More recently, investment banks and other financial firms have taken affirmative-action steps to resolve some - but not all - of these practices. However, the constant specter of outsourcing is a new weapon for bullies to wield against their targets, and intimidation in subtler ways is growing, as well.
In one instance, a young male associate portfolio manager ran afoul of his superior when they were both attracted to the same female colleague. Instead of threatening him physically, as he might have in the old days, the boss attacked the associate's work. When the associate passed along research prepared ahead of a trade, the boss loudly proclaimed, "This has to be wrong," for all to hear, sometimes cursing for emphasis. The fact that each time the information proved to be correct didn't matter, the associate recalls. "In the financial industry," he says, "judgment is so important that even the unfounded perception you may lack it can cost you advancement."
The situation can get worse if such accusations make it onto the employee's U5 form, an exit form unique to those who are registered to sell securities, said Samuel J. Samaro, a partner with the Hackensack, N.J., law firm Pashman Stein, which specializes in employment law. If a bully should set you up to be axed, "the U5 could follow along behind you and impact your ability to find another job," he says.
What's the recourse? Our trader says, "Climb to the top of the food chain by learning everything you can about the business and gathering those advanced degrees.
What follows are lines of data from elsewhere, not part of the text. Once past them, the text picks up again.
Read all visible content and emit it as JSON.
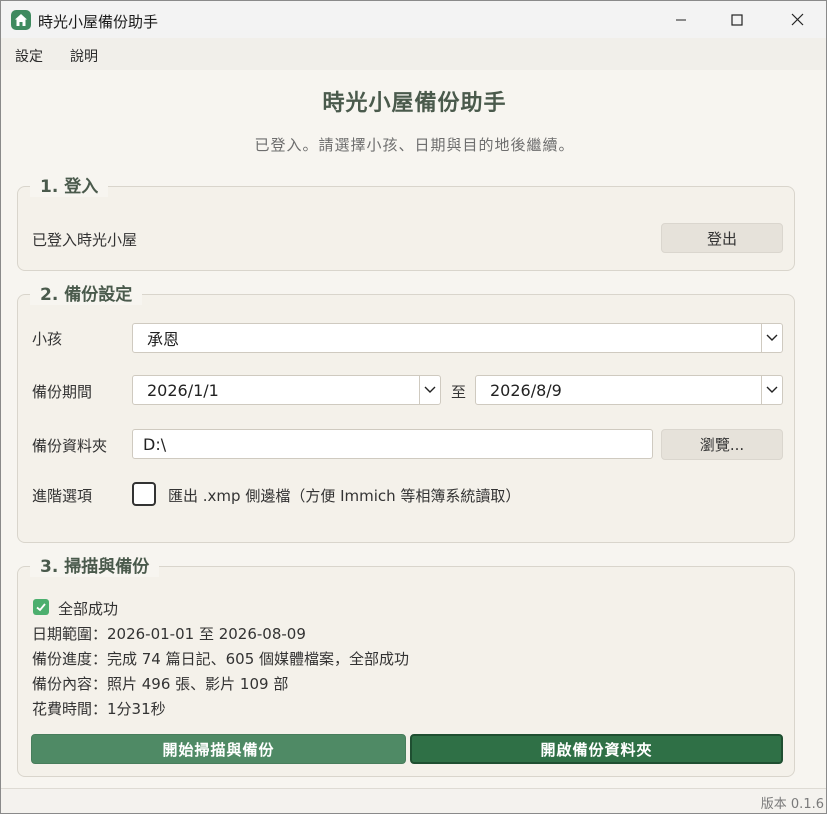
{
  "window": {
    "title": "時光小屋備份助手",
    "icon": "home-icon",
    "accent_color": "#3f8a5f"
  },
  "menu": {
    "settings": "設定",
    "help": "說明"
  },
  "header": {
    "title": "時光小屋備份助手",
    "subtitle": "已登入。請選擇小孩、日期與目的地後繼續。"
  },
  "login": {
    "section_title": "1. 登入",
    "status": "已登入時光小屋",
    "logout_label": "登出"
  },
  "settings": {
    "section_title": "2. 備份設定",
    "child_label": "小孩",
    "child_value": "承恩",
    "period_label": "備份期間",
    "start_date": "2026/1/1",
    "to_label": "至",
    "end_date": "2026/8/9",
    "folder_label": "備份資料夾",
    "folder_value": "D:\\",
    "browse_label": "瀏覽...",
    "advanced_label": "進階選項",
    "xmp_option": "匯出 .xmp 側邊檔（方便 Immich 等相簿系統讀取）",
    "xmp_checked": false
  },
  "scan": {
    "section_title": "3. 掃描與備份",
    "result": "全部成功",
    "date_range": "日期範圍：2026-01-01 至 2026-08-09",
    "progress": "備份進度：完成 74 篇日記、605 個媒體檔案，全部成功",
    "content": "備份內容：照片 496 張、影片 109 部",
    "elapsed": "花費時間：1分31秒",
    "start_label": "開始掃描與備份",
    "open_label": "開啟備份資料夾",
    "success_color": "#4caf6e"
  },
  "statusbar": {
    "version": "版本 0.1.6"
  }
}
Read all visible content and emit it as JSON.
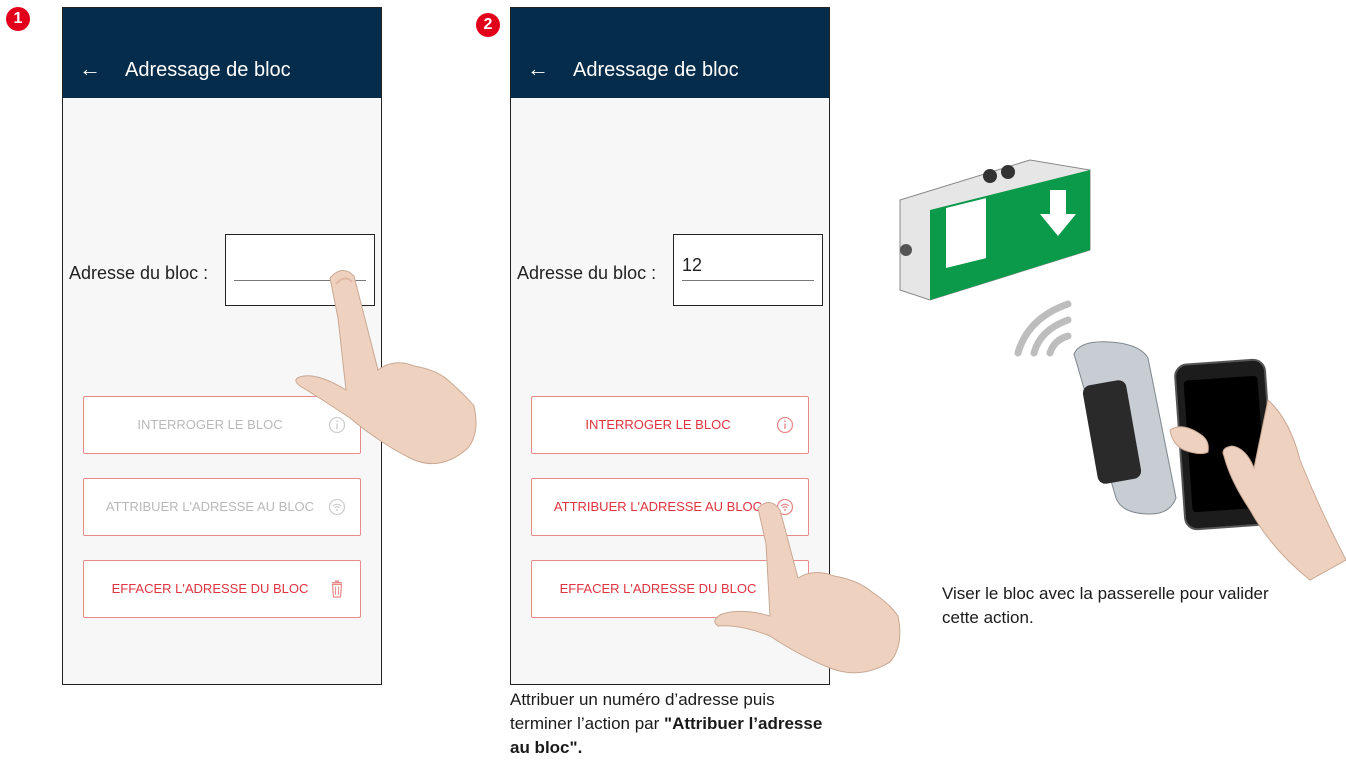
{
  "steps": [
    {
      "badge": "1",
      "screen": {
        "back_icon": "arrow-left-icon",
        "title": "Adressage de bloc",
        "field_label": "Adresse du bloc :",
        "field_value": "",
        "buttons": [
          {
            "label": "INTERROGER LE BLOC",
            "icon": "info-icon",
            "state": "disabled"
          },
          {
            "label": "ATTRIBUER L'ADRESSE AU BLOC",
            "icon": "wifi-icon",
            "state": "disabled"
          },
          {
            "label": "EFFACER L'ADRESSE DU BLOC",
            "icon": "trash-icon",
            "state": "active"
          }
        ]
      }
    },
    {
      "badge": "2",
      "screen": {
        "back_icon": "arrow-left-icon",
        "title": "Adressage de bloc",
        "field_label": "Adresse du bloc :",
        "field_value": "12",
        "buttons": [
          {
            "label": "INTERROGER LE BLOC",
            "icon": "info-icon",
            "state": "active"
          },
          {
            "label": "ATTRIBUER L'ADRESSE AU BLOC",
            "icon": "wifi-icon",
            "state": "active"
          },
          {
            "label": "EFFACER L'ADRESSE DU BLOC",
            "icon": "trash-icon",
            "state": "active"
          }
        ]
      }
    }
  ],
  "captions": {
    "step2_normal": "Attribuer un numéro d’adresse puis terminer l’action par ",
    "step2_bold": "\"Attribuer l’adresse au bloc\".",
    "step3": "Viser le bloc avec la passerelle pour valider cette action."
  },
  "colors": {
    "appbar": "#052c4a",
    "badge": "#e2001a",
    "button_border": "#e98a8a",
    "button_text_active": "#e0333f",
    "button_text_disabled": "#b9b9b9",
    "exit_sign_green": "#0a9a4a"
  }
}
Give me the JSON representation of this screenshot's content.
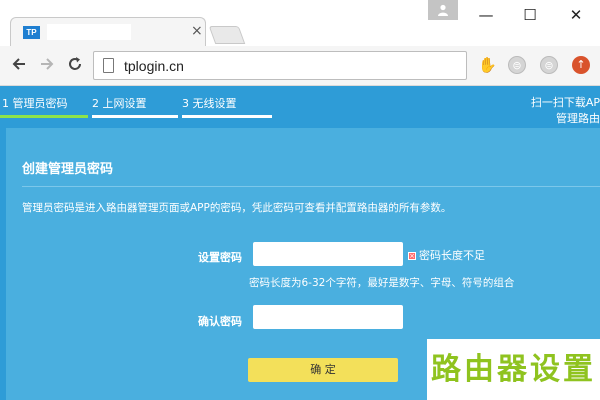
{
  "browser": {
    "tab_favicon": "TP",
    "tab_close": "×",
    "window_minimize": "—",
    "window_maximize": "☐",
    "window_close": "✕",
    "url": "tplogin.cn",
    "icons": [
      "back-icon",
      "forward-icon",
      "reload-icon",
      "page-icon",
      "extension-icon",
      "orange-upload-icon"
    ]
  },
  "steps": [
    {
      "label": "1 管理员密码",
      "active": true
    },
    {
      "label": "2 上网设置",
      "active": false
    },
    {
      "label": "3 无线设置",
      "active": false
    }
  ],
  "promo": {
    "line1": "扫一扫下载AP",
    "line2": "管理路由"
  },
  "form": {
    "title": "创建管理员密码",
    "description": "管理员密码是进入路由器管理页面或APP的密码，凭此密码可查看并配置路由器的所有参数。",
    "password_label": "设置密码",
    "password_value": "",
    "error_text": "密码长度不足",
    "hint": "密码长度为6-32个字符，最好是数字、字母、符号的组合",
    "confirm_label": "确认密码",
    "confirm_value": "",
    "submit_label": "确 定"
  },
  "watermark": "路由器设置",
  "colors": {
    "page_bg": "#2e9cd7",
    "panel_bg": "#4aafdf",
    "active_step": "#8ee34a",
    "button": "#f3e05a",
    "watermark": "#8fc31f"
  }
}
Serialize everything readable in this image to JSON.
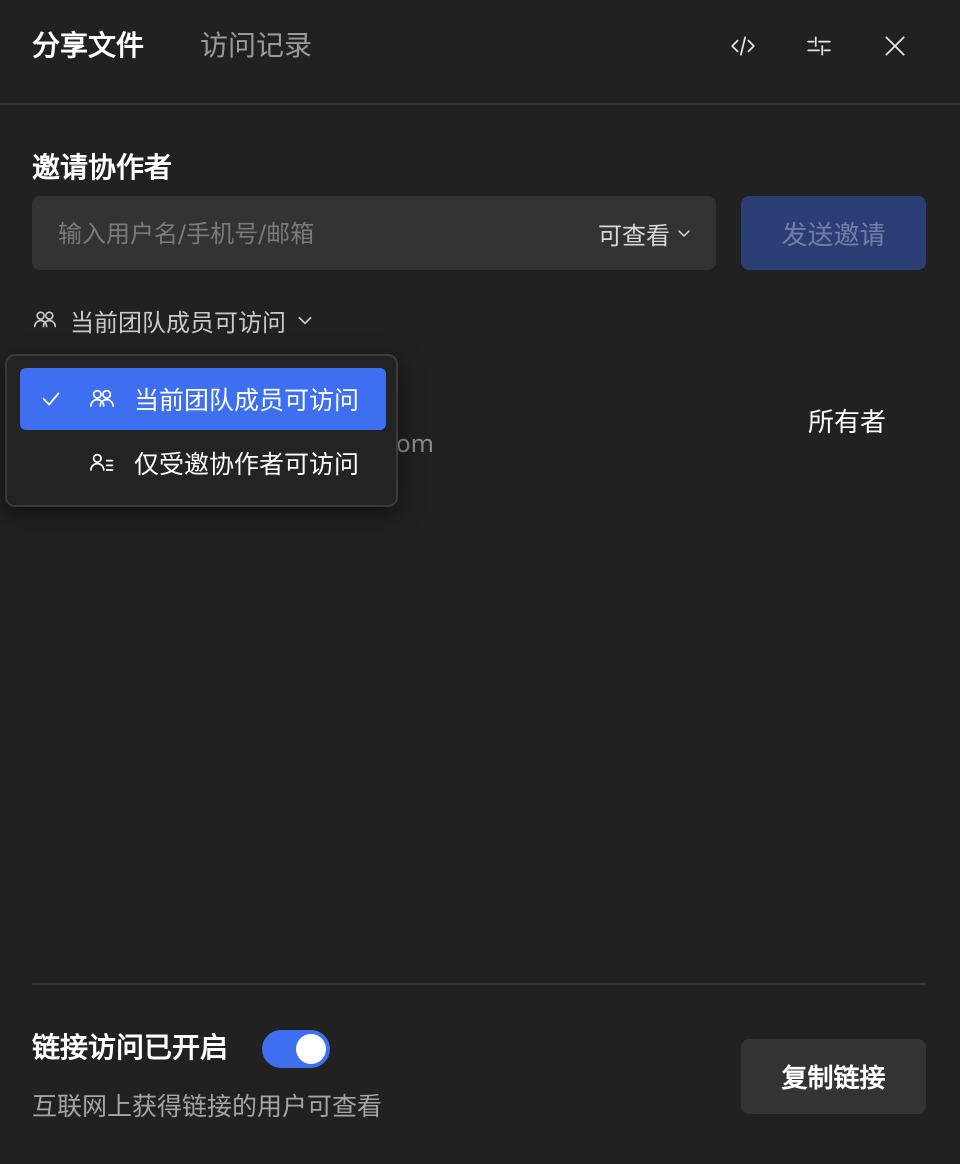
{
  "header": {
    "tabs": [
      {
        "label": "分享文件",
        "active": true
      },
      {
        "label": "访问记录",
        "active": false
      }
    ],
    "icons": [
      "embed-code-icon",
      "settings-sliders-icon",
      "close-icon"
    ]
  },
  "invite": {
    "title": "邀请协作者",
    "input_placeholder": "输入用户名/手机号/邮箱",
    "input_value": "",
    "permission_selected": "可查看",
    "send_button": "发送邀请"
  },
  "access_scope": {
    "selected_label": "当前团队成员可访问",
    "options": [
      {
        "label": "当前团队成员可访问",
        "selected": true,
        "icon": "team-icon"
      },
      {
        "label": "仅受邀协作者可访问",
        "selected": false,
        "icon": "user-list-icon"
      }
    ]
  },
  "members": [
    {
      "email_visible_tail": "om",
      "role": "所有者"
    }
  ],
  "link_sharing": {
    "status_label": "链接访问已开启",
    "enabled": true,
    "description": "互联网上获得链接的用户可查看",
    "copy_button": "复制链接"
  },
  "colors": {
    "background": "#212121",
    "accent": "#3d6ff0",
    "disabled_button": "#2a3d74",
    "input_bg": "#333333"
  }
}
The bullies on Wall Street prey on fear."
In other words, the more you know, the less fear you give off for a bully to sniff out.